It was late at night, or early in the morning, depending on how you looked at it. A looming shadow, even in the darkness, followed Summer Rose into the lot. A street lamp towered over the abandoned freeway. It flickered and buzzed, pushing its way into my thoughts, making my brain feel like it was doing the same. On off. On. Off. Buzz, Buzz, buzz. Summer Rose stood next to the man’s truck. Her long, narrow man-shaped feet smashed into a woman’s shaped shoe. They faced his fat round, worn boots, with fat round rope-like laces, looped clumsily around each other. They got closer and closer until her feet were almost hugged between his. I knew what she was doing there and I hated it. I wanted to scream, and yell. I wanted to kill that man, and every man that made her touch him. I hated them. And sometimes, I hated her for thinking she had to do it. Summer Rose always said the money was too good to pass up, and If I wasn’t going to do it too, then the least I could do was stand guard. 

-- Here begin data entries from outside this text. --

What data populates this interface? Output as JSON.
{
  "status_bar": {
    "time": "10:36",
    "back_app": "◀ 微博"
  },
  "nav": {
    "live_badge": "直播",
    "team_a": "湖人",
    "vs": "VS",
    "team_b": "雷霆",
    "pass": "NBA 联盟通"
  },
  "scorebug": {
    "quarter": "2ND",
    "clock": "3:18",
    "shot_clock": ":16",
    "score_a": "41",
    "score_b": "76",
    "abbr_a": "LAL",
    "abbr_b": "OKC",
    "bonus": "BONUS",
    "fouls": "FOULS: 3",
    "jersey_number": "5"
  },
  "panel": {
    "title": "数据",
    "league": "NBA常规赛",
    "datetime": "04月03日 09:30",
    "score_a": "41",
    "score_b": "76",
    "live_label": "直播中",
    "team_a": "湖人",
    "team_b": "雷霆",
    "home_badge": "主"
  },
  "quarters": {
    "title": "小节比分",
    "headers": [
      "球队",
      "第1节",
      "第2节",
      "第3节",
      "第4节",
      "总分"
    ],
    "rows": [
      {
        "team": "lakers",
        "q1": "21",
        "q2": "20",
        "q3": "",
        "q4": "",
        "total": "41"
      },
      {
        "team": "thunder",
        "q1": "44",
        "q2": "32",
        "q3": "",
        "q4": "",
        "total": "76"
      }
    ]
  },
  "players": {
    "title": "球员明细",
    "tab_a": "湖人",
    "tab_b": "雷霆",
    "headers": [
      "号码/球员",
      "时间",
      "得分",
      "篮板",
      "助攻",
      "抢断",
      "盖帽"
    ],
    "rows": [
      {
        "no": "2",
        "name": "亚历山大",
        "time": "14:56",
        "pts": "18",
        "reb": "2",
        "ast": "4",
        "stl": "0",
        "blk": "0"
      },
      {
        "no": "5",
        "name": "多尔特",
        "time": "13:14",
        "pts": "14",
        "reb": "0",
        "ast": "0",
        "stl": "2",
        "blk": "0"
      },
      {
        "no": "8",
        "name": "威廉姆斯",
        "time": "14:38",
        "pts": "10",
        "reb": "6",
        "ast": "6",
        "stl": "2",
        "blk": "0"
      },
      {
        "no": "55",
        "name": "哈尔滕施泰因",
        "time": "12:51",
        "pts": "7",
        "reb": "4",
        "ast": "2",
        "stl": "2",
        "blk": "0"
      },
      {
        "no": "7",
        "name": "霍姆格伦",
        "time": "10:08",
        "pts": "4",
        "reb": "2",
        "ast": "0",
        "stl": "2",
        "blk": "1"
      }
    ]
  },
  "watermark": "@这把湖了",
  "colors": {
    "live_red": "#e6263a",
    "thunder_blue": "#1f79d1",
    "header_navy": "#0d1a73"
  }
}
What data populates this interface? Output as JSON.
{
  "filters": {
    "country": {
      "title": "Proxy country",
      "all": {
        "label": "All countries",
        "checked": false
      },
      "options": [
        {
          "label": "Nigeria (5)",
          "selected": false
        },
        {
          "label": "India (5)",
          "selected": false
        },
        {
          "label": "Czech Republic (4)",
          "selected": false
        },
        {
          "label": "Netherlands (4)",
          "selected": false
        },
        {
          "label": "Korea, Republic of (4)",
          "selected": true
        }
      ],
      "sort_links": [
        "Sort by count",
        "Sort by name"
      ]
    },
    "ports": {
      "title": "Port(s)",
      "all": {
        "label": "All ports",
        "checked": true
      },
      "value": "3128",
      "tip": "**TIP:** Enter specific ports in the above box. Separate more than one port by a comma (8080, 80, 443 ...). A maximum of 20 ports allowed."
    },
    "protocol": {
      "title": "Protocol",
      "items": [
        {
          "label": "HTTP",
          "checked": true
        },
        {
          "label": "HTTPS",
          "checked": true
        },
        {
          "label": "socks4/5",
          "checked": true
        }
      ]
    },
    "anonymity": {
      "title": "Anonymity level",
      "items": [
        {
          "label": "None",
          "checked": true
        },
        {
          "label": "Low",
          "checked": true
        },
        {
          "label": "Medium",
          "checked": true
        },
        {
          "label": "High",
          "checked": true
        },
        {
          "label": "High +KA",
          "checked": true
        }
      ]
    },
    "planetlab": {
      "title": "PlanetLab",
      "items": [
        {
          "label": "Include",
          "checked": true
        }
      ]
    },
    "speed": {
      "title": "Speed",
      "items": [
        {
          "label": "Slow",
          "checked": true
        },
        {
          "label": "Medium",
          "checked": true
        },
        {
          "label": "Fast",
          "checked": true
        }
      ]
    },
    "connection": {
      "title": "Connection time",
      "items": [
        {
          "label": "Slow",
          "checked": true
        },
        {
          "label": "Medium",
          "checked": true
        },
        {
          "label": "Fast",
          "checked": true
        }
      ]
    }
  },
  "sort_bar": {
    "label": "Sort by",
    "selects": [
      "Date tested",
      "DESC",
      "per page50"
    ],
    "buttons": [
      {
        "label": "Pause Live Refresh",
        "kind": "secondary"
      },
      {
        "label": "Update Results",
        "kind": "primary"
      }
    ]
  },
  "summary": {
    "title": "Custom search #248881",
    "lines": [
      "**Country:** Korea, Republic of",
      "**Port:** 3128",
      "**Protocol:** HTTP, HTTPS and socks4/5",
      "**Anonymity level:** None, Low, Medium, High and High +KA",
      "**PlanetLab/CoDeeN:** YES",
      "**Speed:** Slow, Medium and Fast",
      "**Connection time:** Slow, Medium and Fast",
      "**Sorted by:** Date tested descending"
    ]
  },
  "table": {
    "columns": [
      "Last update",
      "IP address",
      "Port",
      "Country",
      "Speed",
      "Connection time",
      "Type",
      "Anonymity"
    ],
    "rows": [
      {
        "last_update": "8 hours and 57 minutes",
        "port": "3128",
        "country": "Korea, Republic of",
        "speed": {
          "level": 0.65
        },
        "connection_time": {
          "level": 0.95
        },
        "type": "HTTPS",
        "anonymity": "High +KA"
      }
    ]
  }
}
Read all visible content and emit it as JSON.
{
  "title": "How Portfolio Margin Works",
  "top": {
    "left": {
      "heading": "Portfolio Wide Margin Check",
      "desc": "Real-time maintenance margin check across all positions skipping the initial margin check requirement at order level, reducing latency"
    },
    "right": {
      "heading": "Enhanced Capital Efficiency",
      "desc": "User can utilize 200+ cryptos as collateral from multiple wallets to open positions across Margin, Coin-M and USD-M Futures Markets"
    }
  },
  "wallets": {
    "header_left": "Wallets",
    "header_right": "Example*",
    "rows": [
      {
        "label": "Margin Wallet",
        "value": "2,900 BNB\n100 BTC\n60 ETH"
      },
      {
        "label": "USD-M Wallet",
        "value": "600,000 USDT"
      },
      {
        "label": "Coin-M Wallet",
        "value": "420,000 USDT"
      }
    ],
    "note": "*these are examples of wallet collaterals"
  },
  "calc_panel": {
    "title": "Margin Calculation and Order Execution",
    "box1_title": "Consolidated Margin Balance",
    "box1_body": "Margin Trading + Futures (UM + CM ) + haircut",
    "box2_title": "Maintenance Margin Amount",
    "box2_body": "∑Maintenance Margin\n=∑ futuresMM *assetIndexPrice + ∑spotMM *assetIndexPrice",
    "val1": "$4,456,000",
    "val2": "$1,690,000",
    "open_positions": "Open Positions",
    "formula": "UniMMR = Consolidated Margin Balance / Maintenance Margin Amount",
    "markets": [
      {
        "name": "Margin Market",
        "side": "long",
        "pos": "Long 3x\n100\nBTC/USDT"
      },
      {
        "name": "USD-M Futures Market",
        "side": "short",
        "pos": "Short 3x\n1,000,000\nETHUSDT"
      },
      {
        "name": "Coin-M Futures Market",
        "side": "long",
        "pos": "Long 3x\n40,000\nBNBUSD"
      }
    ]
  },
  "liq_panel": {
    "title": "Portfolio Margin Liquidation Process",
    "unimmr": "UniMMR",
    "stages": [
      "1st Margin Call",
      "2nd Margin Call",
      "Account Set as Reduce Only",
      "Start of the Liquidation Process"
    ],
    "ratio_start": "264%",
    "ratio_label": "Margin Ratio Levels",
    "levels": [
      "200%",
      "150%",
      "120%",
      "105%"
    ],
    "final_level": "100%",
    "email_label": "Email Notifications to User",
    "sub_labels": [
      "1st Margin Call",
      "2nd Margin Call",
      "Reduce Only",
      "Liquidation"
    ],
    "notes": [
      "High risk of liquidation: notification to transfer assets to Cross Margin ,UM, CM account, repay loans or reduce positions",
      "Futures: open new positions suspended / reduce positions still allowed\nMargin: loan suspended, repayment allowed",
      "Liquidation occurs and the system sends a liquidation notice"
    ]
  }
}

Sometimes the men would take her in the truck if lots of people were around, but the lot was mostly empty now, and he seemed to be in a hurry. She said she just closed her eyes and pretended she was somewhere else until it was over, and so I pretended the same. We never talked about it afterwards. We just moved forward like nothing ever happened. That night we slept under a bridge near the semi-truck lot. The next few days we spent in the blankets of shadows, cast by the arms of trees. We trekked through blackberry brambles, frog filled creeks, and over the corpses of once proud standing oaks. The money Jon had given us was gone by the 3rd morning. Summer Rose’s whiskers were keeping track of time, growing longer and longer each day.  

The last morning, we slept in the heart of a forest on the edge of town. We both woke before the sun had fully risen, startled by the exclamation of a train whistle above us. Though Summer Rose’s whiskers had been visible before, on this morning they were especially prominent. I gently placed my hand on her cheek, the coarse bristles massaging my palm. She nestled into its warmth, more affectionate than I’d seen her before. Her eyes were closed, and we laid in the nest of the leaves in silence. The dusky sun was hanging in the air, and the morning dew licked our skin. Birds sung us a morning tune, and frogs croaked the chorus. Finally, she broke the silence. She opened her eyes, and whispered as she looked directly into mine.

“I’m ready.”  

“Are you sure?”  I asked.

She stood assuredly.  “Yes”.

I used the water in the creek, and a razor she’d gotten with the money from Jon, to shave the beard blanketing her face. She stood patiently while I made long slow scrapes across her skin, eliminating evidence of Tommy’s existence hair by hair. Dried leaves clung to her clothes in hopes they could join her on her journey, but she denied them that future and brushed them off one by one. I dusted the dirt off her back, and smoothed out her un-brushed hair the best I could. 

We were both still a little drunk from the night before, maybe even high, but this was enough to sober us both, if only for a minute. Summer Rose had made her decision and there wasn’t anything I could do to change her mind. She turned to face me and we stood in each-others presence. 

“Goodbye,” I said, slicing through the quiet.

“Goodbye,” she said, leaning in and squeezing me tightly. I went to squeeze back but she had already released, walking now towards her new destination. I watched her walk deeper into the forest, the arms of the trees reached down to welcome her, to usher her along, until all I saw left were those trees. She’d disappeared. 

I was there at the beginning of Summer Rose’s life, and now for the end of Tommy’s. She didn’t know exactly where she was going, but wherever it was, it was a place she didn’t have to fight the world to become Summer Rose, it would be a place where that’s all she was known for, a place where she already was.


© Kristin Everhart, 2016
For more info on the author click here. This story was read by Kim Bogus.